It’s not often that a vehicle’s redesign isn’t necessarily its headline news.
Class: Large Suv
Miles Driven: 1138
Fuel Used: 74.0 gallons
Most Americans have a fairly myopic view of the off-road-vehicle world. Ask any of us what the most popular 4×4 on the planet is and you’ll get the answer “Jeep” nine times out of ten. Not that Jeep is a bad answer–the Wrangler remains one of the most capable rock pounders you can purchase–but despite the Jeep brand’s power, there are markets where it isn’t all that well established.
If you were looking for a solid investment back in 2006, you should have bought Ford. Not Ford stock, mind you, which is worth about the same $8.50 today as it was 13 years ago, but the Ford GT.
Class: Midsize Car
Miles Driven: 257
Fuel Used: 11.0 gallons
If you were a Volkswagen fan in America in the early Seventies, and you were looking for something sporty to drive, you were kind of out of luck. There was the coachbuilt-body Karmann Ghia—a car which was arguably gorgeous, but not really all that sporty. Mechanically identical to the contemporaneous Beetle, the Karmann Ghia was more of a casual touring car—it was a little too slow, and its handling a little too pedestrian, to be engaging. However, Brazilian VW fans of the day had it a little better.
Class: Compact Crossover
Miles Driven: 657
Fuel Used: 22.9 gallons (and six full recharges)

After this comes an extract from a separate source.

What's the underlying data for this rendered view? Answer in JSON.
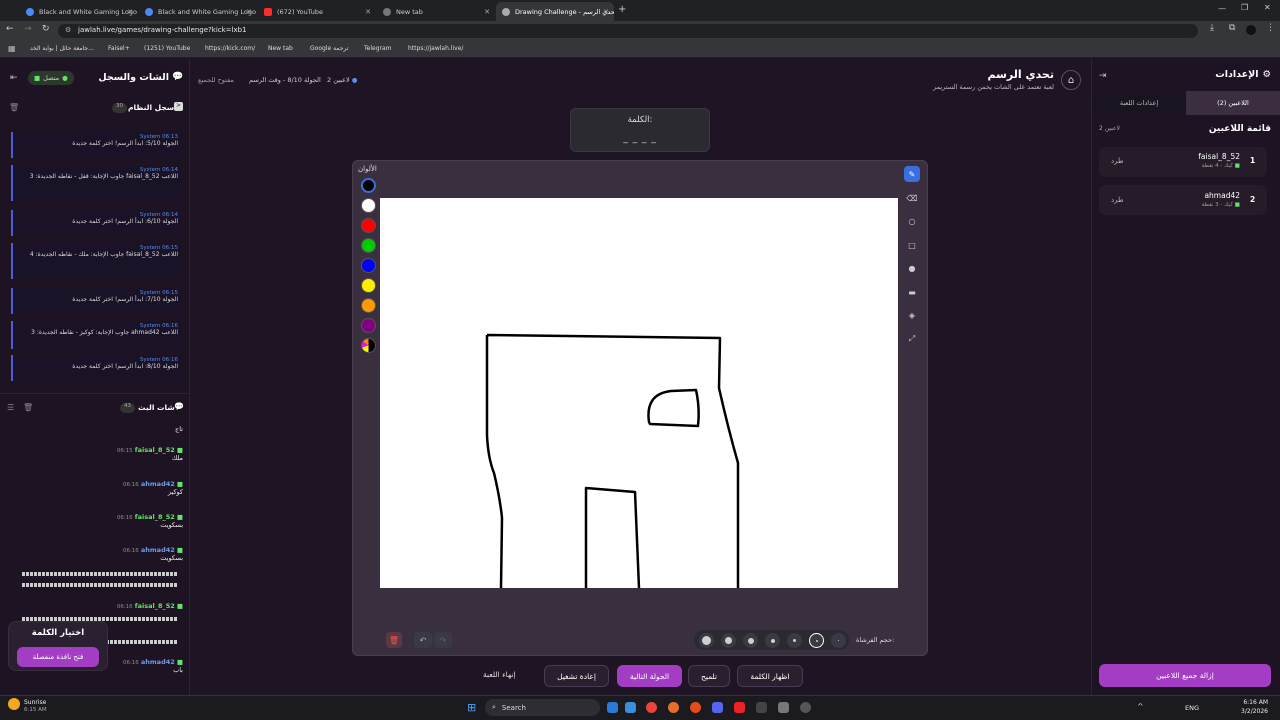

It was in 1975 that Chrysler introduced its first “small car,” the Cordoba. Before that, the brand had never ventured too far adrift from a model lineup of generously proportioned luxury cars that were based on a uniform full-size platform.